• Material for this task:
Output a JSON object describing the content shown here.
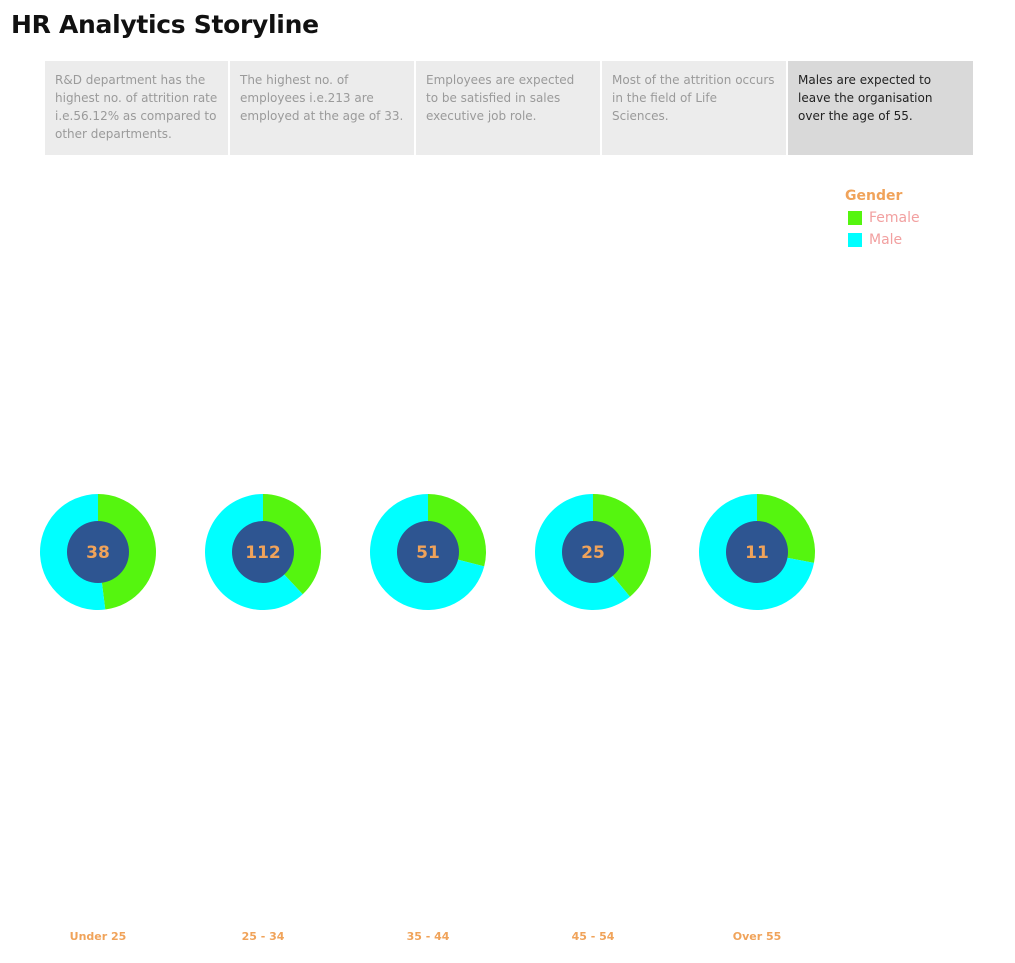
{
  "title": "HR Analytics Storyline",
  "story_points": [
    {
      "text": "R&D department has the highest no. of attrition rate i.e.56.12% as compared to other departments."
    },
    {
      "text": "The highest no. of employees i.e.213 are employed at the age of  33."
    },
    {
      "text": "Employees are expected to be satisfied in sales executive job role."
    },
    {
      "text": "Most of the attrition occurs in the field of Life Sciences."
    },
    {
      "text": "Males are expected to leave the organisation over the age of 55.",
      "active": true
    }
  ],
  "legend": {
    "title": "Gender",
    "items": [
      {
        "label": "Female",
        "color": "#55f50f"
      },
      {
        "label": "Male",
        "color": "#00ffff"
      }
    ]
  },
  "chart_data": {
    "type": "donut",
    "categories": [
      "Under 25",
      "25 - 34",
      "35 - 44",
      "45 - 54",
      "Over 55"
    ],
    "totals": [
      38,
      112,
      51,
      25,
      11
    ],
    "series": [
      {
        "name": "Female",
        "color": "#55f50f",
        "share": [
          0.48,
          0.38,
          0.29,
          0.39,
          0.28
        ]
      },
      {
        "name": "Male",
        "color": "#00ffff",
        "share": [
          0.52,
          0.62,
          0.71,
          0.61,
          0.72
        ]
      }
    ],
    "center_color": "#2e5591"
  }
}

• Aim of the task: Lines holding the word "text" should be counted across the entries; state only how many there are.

• Result for this exercise: 5